Human heartbeats are near-unique – each person’s rhythm forms a mathematical pattern which can be used to identify people. A bracelet which aims to use this for secure ID took a big step towards PCs and phones in the home this week, as 6,000 developers began work on apps for it.
Apple’s fingerprint sensor has drawn a huge amount of attention (and hack attempts) ever since it launched on iPhone 5S – but it seems Android users will get their own fingerprint protection shortly.
“Passwords are done at Google,” said Heather Adkins, Google’s information security chief – and said that “the game is over” for start-ups relying on passwords as the chief method to keep users secure.
Security flaws in some models of HP LaserJet Pro printers can reveal users’ administrator passwords to remote attackers, a researcher has revealed.
Google’s Chrome browser has been criticized over its password security, after a developer found that anyone logged into the same OS account could easily see any saved website passwords in plain text.
A fiber-optic tabletop PC system “reads” fingerprints as people use it – and could form the basis of a secure system for transactions in shops or banks.
The PIN codes used to protect smartphones offer a useful line of defense against criminals – unless, that is, your device falls into the hands of the robot R2B2.
Passwords are outdated and “inevitably” fall into the hands of cybercriminals, according to a new advocacy group, Petition Against Passwords.
There are a few tricks to making passwords that will at least slow down cybercriminals – buying you time to reset your accounts if a list of encrypted passwords leak in a data breach.
Micro-blogging site Tumblr has warned users that passwords can be “sniffed” from its iPhone and iPad apps – and issued a “very important” security update for both apps.
Browser security warnings can work to protect users from phishing and malware sites – but “warning fatigue” means important alerts over site security can be conmpletely ignored.
A new biometrics system could “read” blood vessels under the skin using thermal imaging cameras – a system which its inventors claim would be “almost impossible to spoof.”
Medical devices including heart defibrillators, patient monitors and anaesthesia devices include a dangerous password vulnerability which could be exploited by cyber attackers, according to the FDA.
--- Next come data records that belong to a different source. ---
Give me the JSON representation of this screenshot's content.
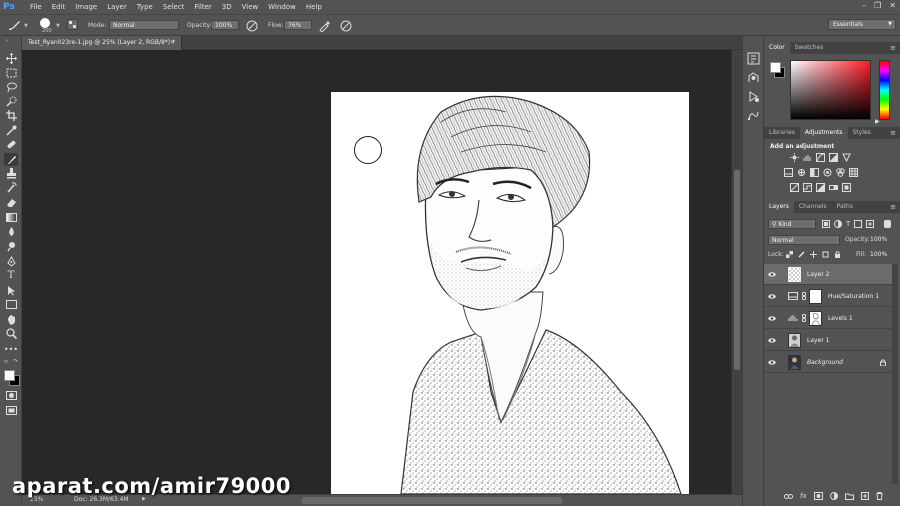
{
  "app": {
    "logo": "Ps"
  },
  "menu": [
    "File",
    "Edit",
    "Image",
    "Layer",
    "Type",
    "Select",
    "Filter",
    "3D",
    "View",
    "Window",
    "Help"
  ],
  "options": {
    "brush_size": "200",
    "mode_label": "Mode:",
    "mode_value": "Normal",
    "opacity_label": "Opacity:",
    "opacity_value": "100%",
    "flow_label": "Flow:",
    "flow_value": "76%",
    "workspace": "Essentials"
  },
  "document": {
    "tab_title": "Test_Ryan023re-1.jpg @ 25% (Layer 2, RGB/8*) *",
    "zoom": "25%",
    "doc_size": "Doc: 26.3M/63.4M"
  },
  "color_panel": {
    "tabs": [
      "Color",
      "Swatches"
    ]
  },
  "adjust_panel": {
    "tabs": [
      "Libraries",
      "Adjustments",
      "Styles"
    ],
    "heading": "Add an adjustment"
  },
  "layers_panel": {
    "tabs": [
      "Layers",
      "Channels",
      "Paths"
    ],
    "kind": "Kind",
    "blend": "Normal",
    "opacity_label": "Opacity:",
    "opacity_value": "100%",
    "lock_label": "Lock:",
    "fill_label": "Fill:",
    "fill_value": "100%",
    "layers": [
      {
        "name": "Layer 2"
      },
      {
        "name": "Hue/Saturation 1"
      },
      {
        "name": "Levels 1"
      },
      {
        "name": "Layer 1"
      },
      {
        "name": "Background"
      }
    ]
  },
  "watermark": "aparat.com/amir79000",
  "colors": {
    "accent_blue": "#4aa3ff",
    "panel_bg": "#535353",
    "canvas_bg": "#282828"
  }
}
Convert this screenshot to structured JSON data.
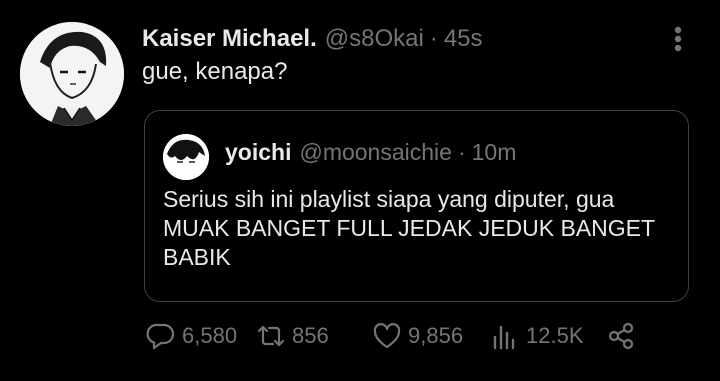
{
  "author": {
    "display_name": "Kaiser Michael.",
    "handle": "@s8Okai",
    "separator": "·",
    "time": "45s"
  },
  "tweet": {
    "text": "gue, kenapa?"
  },
  "quoted": {
    "display_name": "yoichi",
    "handle": "@moonsaichie",
    "separator": "·",
    "time": "10m",
    "text_lines": [
      "Serius sih ini playlist siapa yang diputer, gua",
      "MUAK BANGET FULL JEDAK JEDUK BANGET",
      "BABIK"
    ]
  },
  "actions": {
    "replies": "6,580",
    "retweets": "856",
    "likes": "9,856",
    "views": "12.5K"
  },
  "icons": {
    "more": "more-vertical-icon",
    "reply": "reply-icon",
    "retweet": "retweet-icon",
    "like": "heart-icon",
    "views": "views-icon",
    "share": "share-icon"
  },
  "colors": {
    "background": "#000000",
    "primary_text": "#e7e9ea",
    "secondary_text": "#71767b",
    "border": "#3e4144"
  }
}
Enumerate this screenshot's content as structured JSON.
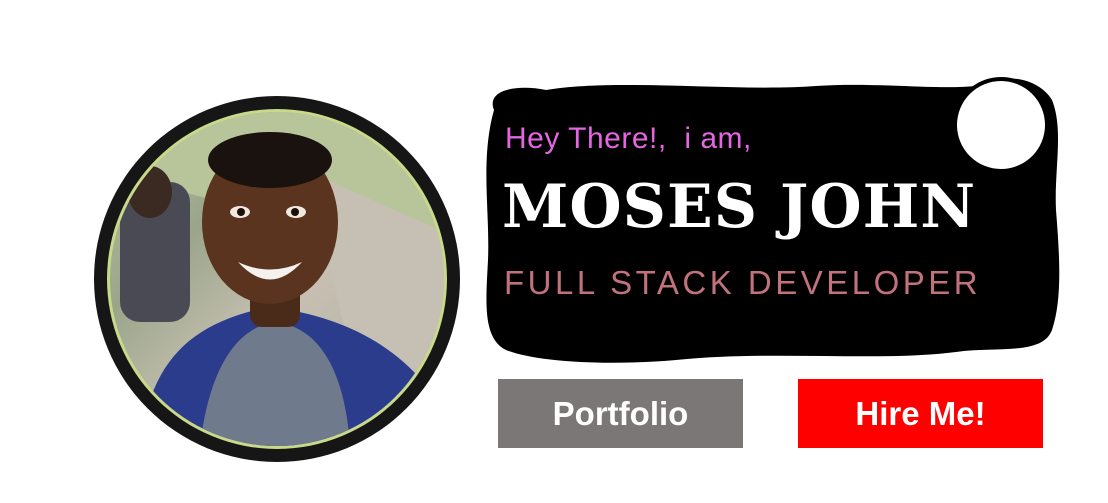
{
  "profile": {
    "greeting": "Hey There!,  i am,",
    "name": "MOSES JOHN",
    "role": "FULL STACK DEVELOPER"
  },
  "actions": {
    "portfolio_label": "Portfolio",
    "hire_label": "Hire Me!"
  },
  "colors": {
    "greeting": "#e466e0",
    "role": "#c2727c",
    "portfolio_button": "#7a7776",
    "hire_button": "#fe0000",
    "card_background": "#000000"
  }
}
Evernote and LinkedIn have both added an option for two-factor authentication in the past few days – days after Twitter announced its optional two-factor security system.
Motorola has revealed plans for hi-tech authentication systems that could make accessing data faster and easier – including a “tattoo” with embedded sensors and antenna, and an “authentication pill” which turns the human body into a giant authentication token.
The free open-source content management system Drupal has reset all Drupal.org passwords after unknown attackers gained access to user account data including usernames, email addresses and hashed passwords.
The Financial Times has become the latest victim of Twitter hackers, after activists hacked accounts belonging to the newspaper, and also defaced areas of the FT site.
“Passwords are starting to fail us when used everywhere at internet scale,” said PayPal’s Chief Information Security Officer Michael Barrett at this week’s Interop expo in Las Vegas.
Even passwords considered “strong” by IT departments are often now vulnerable to hacking, according to professional services firm Deloitte. The firm predicts that 90% of user generated passwords will be vulnerable to hacking this year.